• **Information shown**:
============================================================

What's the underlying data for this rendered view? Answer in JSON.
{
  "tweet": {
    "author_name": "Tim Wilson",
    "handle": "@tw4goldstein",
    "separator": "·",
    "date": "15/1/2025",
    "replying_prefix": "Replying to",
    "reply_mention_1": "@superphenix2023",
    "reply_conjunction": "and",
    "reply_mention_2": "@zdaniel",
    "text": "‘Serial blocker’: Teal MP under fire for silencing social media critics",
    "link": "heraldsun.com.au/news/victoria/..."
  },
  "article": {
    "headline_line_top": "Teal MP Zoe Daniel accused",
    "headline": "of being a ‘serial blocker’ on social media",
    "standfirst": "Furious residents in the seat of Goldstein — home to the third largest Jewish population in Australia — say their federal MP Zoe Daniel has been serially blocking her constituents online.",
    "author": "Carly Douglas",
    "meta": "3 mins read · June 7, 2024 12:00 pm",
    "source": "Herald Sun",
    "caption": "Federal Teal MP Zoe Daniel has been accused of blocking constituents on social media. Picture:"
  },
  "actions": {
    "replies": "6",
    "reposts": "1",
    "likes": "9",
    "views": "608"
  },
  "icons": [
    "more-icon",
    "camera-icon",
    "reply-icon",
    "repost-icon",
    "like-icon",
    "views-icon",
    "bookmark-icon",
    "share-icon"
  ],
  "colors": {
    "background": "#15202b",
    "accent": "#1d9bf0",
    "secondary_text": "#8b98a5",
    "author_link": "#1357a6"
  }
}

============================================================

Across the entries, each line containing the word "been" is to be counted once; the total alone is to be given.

2